- Zero tolerance for leaders with low ethics. The industry as a whole needs to take responsibility for this. Organisations take on the ethics of their leaders because of the authority figure problem explored by Milgram. Time and again you see leaders rewarded for misconduct or dubious behaviour because they are bringing profit to their companies. I’ve seen and heard so many stories of senior people screaming abuse, propositioning, bullying and general do-baddery to think anything other than our industry has a problem. All without being held to account. This has to stop.
- Real incentives for companies (and individuals) to do the right thing. There’s an argument from Adam Smith’s The Wealth of Nations called the Inivisible Hand. The idea being that if something is needed by a capitalist society that it will be profitable to create it. This is used by economists arguing for deregulation while forgetting that Adam Smith also wrote that without regulation that companies would run amok. If someone is arguing that something like GDPR is a bad thing then this is the argument they are making. If there aren’t real and tangible penalties for companies doing the wrong thing by their users or the planet then they will gravitate to the profit-first rule. This is bad for everything in the long run.
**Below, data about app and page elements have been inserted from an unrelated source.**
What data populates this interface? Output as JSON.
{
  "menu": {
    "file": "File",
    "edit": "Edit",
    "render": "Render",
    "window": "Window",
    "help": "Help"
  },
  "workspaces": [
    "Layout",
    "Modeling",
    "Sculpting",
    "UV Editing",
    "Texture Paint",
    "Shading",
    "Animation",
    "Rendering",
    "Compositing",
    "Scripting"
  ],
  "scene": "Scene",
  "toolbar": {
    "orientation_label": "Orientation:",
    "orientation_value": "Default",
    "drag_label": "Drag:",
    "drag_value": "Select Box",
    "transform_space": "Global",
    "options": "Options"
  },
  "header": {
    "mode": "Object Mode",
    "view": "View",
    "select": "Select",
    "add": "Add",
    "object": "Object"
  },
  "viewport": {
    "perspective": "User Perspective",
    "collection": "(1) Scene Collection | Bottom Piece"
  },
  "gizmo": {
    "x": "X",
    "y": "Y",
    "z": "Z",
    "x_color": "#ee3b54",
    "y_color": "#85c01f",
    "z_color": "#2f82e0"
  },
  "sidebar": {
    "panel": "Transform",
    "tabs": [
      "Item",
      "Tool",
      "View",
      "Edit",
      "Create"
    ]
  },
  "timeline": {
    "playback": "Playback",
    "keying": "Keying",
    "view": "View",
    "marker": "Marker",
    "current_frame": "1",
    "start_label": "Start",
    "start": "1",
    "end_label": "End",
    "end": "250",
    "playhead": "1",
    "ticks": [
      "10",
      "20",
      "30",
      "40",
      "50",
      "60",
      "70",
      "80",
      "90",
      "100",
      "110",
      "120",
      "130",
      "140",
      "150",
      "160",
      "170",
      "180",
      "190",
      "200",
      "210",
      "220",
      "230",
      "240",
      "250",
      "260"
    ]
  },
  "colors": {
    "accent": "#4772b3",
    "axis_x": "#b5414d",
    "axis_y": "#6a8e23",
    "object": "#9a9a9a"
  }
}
All of this is a bit overwhelming. Once you realise just how our society is biased towards rewarding doing the wrong thing for the first time it can be scary. You realise that the default is to think money first and everything else and nice to have. And this is the challenge of building products in the 21st century as human beings run into the limits of the planet they live on. If you’re not asking yourself whether you’re really making the world a better place you’re probably not. My own journey through the tech taught me that. Otherwise how could so many brilliant and well meaning people cause so much harm?